Recorded information

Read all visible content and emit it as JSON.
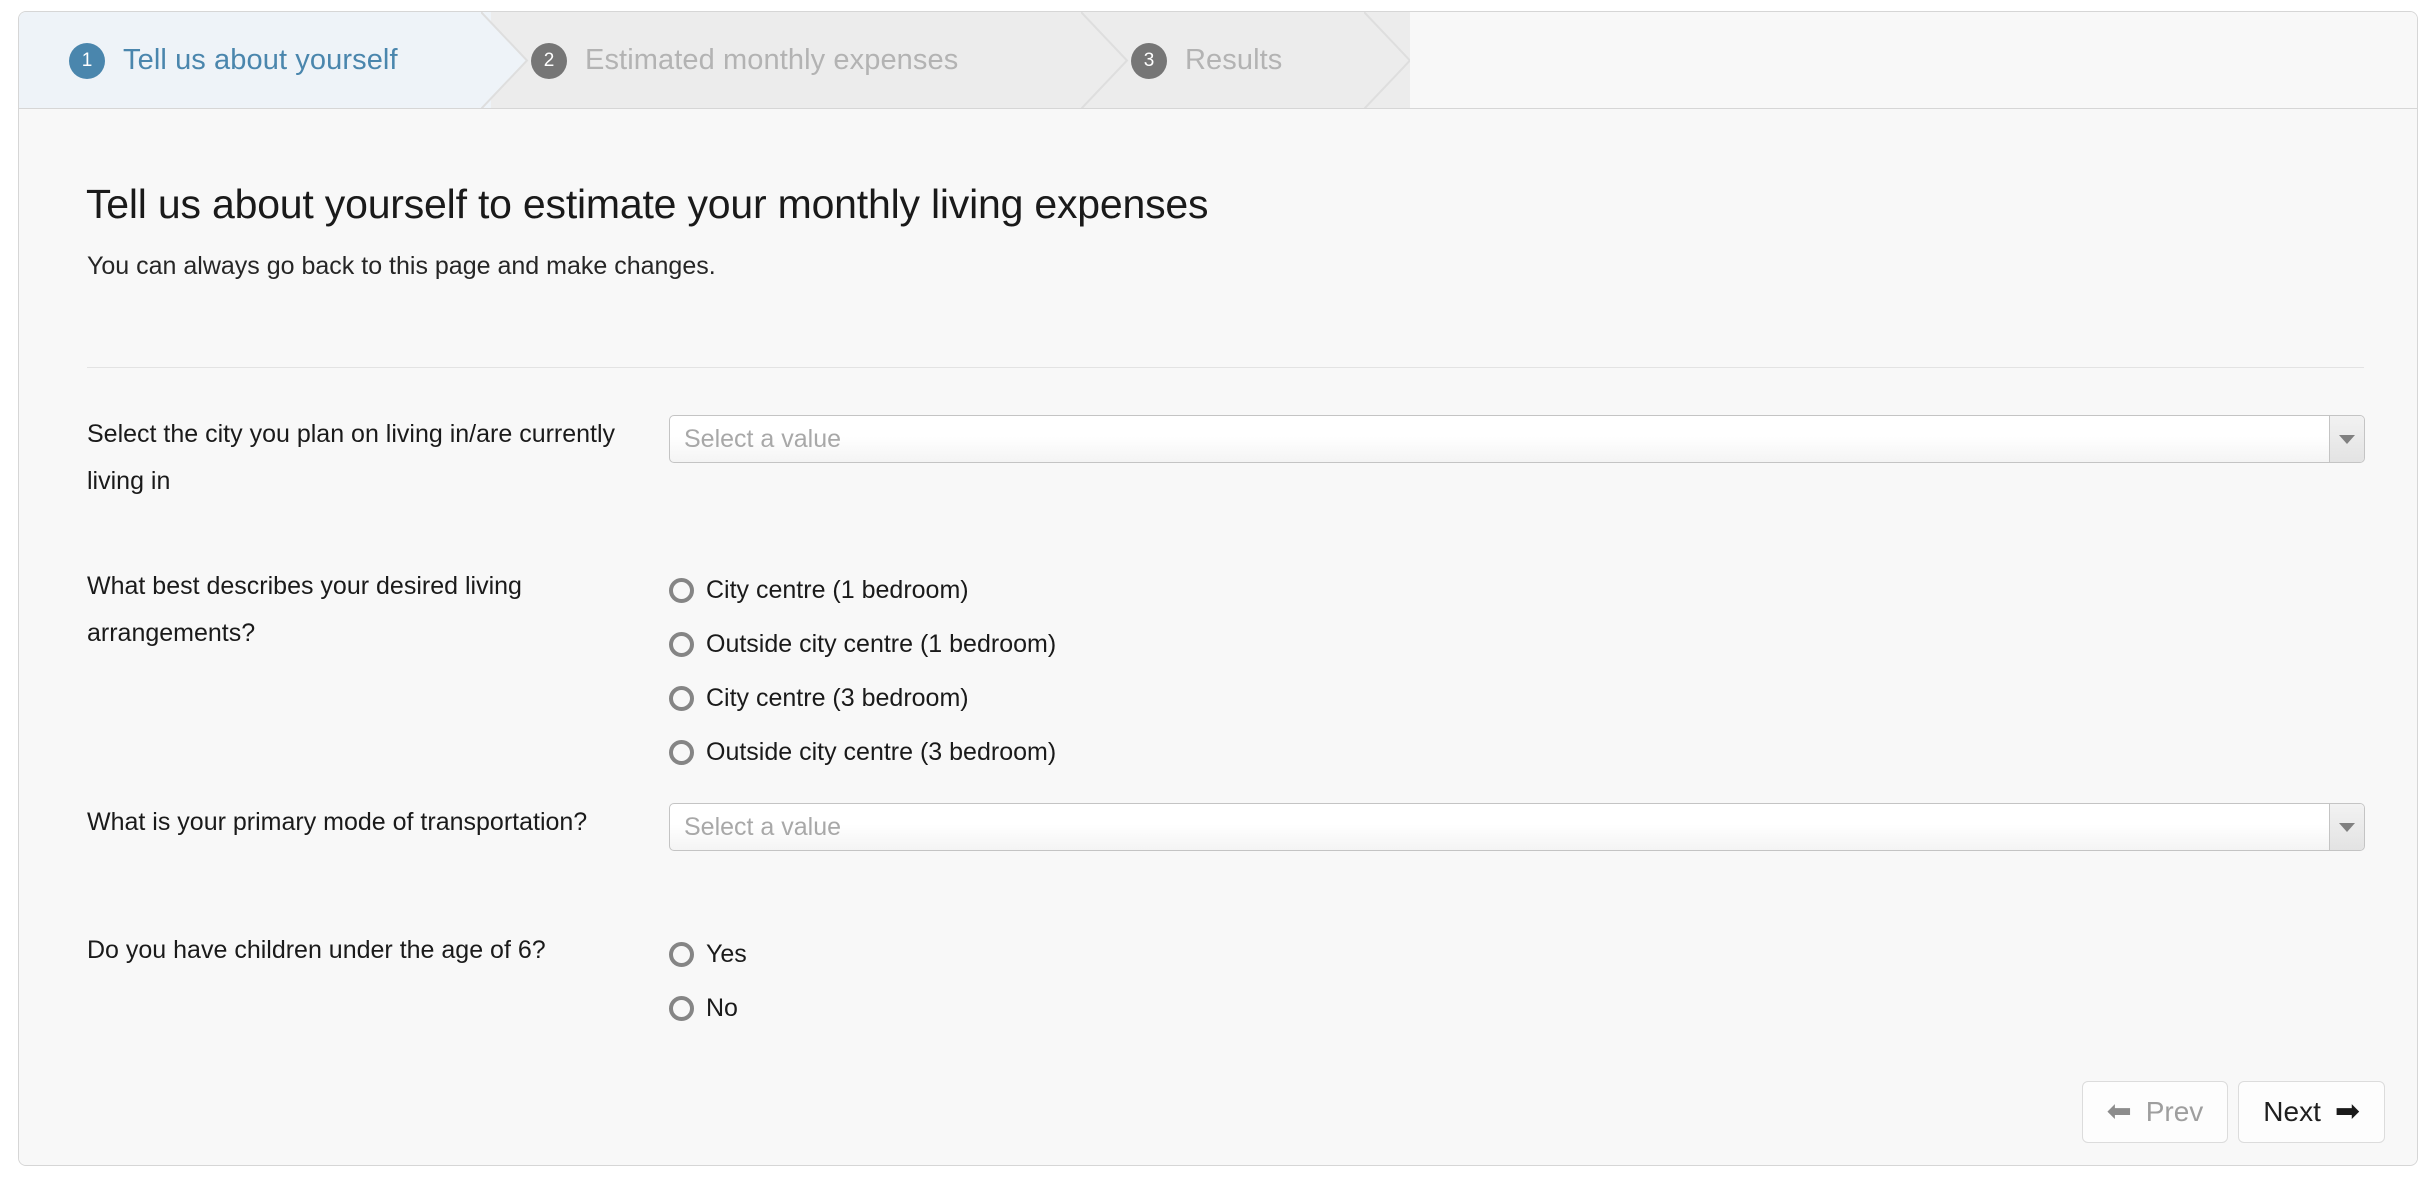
{
  "wizard": {
    "steps": [
      {
        "number": "1",
        "label": "Tell us about yourself",
        "state": "active"
      },
      {
        "number": "2",
        "label": "Estimated monthly expenses",
        "state": "idle"
      },
      {
        "number": "3",
        "label": "Results",
        "state": "idle"
      }
    ],
    "active_color": "#4a86ad",
    "active_bg": "#eef3f8",
    "idle_badge_color": "#767676",
    "idle_label_color": "#b3b3b3"
  },
  "page": {
    "title": "Tell us about yourself to estimate your monthly living expenses",
    "subtitle": "You can always go back to this page and make changes."
  },
  "form": {
    "city": {
      "label": "Select the city you plan on living in/are currently living in",
      "control": "select",
      "value": "",
      "placeholder": "Select a value"
    },
    "living": {
      "label": "What best describes your desired living arrangements?",
      "control": "radio",
      "selected": "",
      "options": [
        "City centre (1 bedroom)",
        "Outside city centre (1 bedroom)",
        "City centre (3 bedroom)",
        "Outside city centre (3 bedroom)"
      ]
    },
    "transport": {
      "label": "What is your primary mode of transportation?",
      "control": "select",
      "value": "",
      "placeholder": "Select a value"
    },
    "children": {
      "label": "Do you have children under the age of 6?",
      "control": "radio",
      "selected": "",
      "options": [
        "Yes",
        "No"
      ]
    }
  },
  "footer": {
    "prev_label": "Prev",
    "next_label": "Next",
    "prev_arrow": "⬅",
    "next_arrow": "➡",
    "prev_enabled": false,
    "next_enabled": true
  }
}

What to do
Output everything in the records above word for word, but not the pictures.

Worked solution
Read all visible content and emit it as JSON.
{
  "wizard": {
    "steps": [
      {
        "number": "1",
        "label": "Tell us about yourself",
        "state": "active"
      },
      {
        "number": "2",
        "label": "Estimated monthly expenses",
        "state": "idle"
      },
      {
        "number": "3",
        "label": "Results",
        "state": "idle"
      }
    ],
    "active_color": "#4a86ad",
    "active_bg": "#eef3f8",
    "idle_badge_color": "#767676",
    "idle_label_color": "#b3b3b3"
  },
  "page": {
    "title": "Tell us about yourself to estimate your monthly living expenses",
    "subtitle": "You can always go back to this page and make changes."
  },
  "form": {
    "city": {
      "label": "Select the city you plan on living in/are currently living in",
      "control": "select",
      "value": "",
      "placeholder": "Select a value"
    },
    "living": {
      "label": "What best describes your desired living arrangements?",
      "control": "radio",
      "selected": "",
      "options": [
        "City centre (1 bedroom)",
        "Outside city centre (1 bedroom)",
        "City centre (3 bedroom)",
        "Outside city centre (3 bedroom)"
      ]
    },
    "transport": {
      "label": "What is your primary mode of transportation?",
      "control": "select",
      "value": "",
      "placeholder": "Select a value"
    },
    "children": {
      "label": "Do you have children under the age of 6?",
      "control": "radio",
      "selected": "",
      "options": [
        "Yes",
        "No"
      ]
    }
  },
  "footer": {
    "prev_label": "Prev",
    "next_label": "Next",
    "prev_arrow": "⬅",
    "next_arrow": "➡",
    "prev_enabled": false,
    "next_enabled": true
  }
}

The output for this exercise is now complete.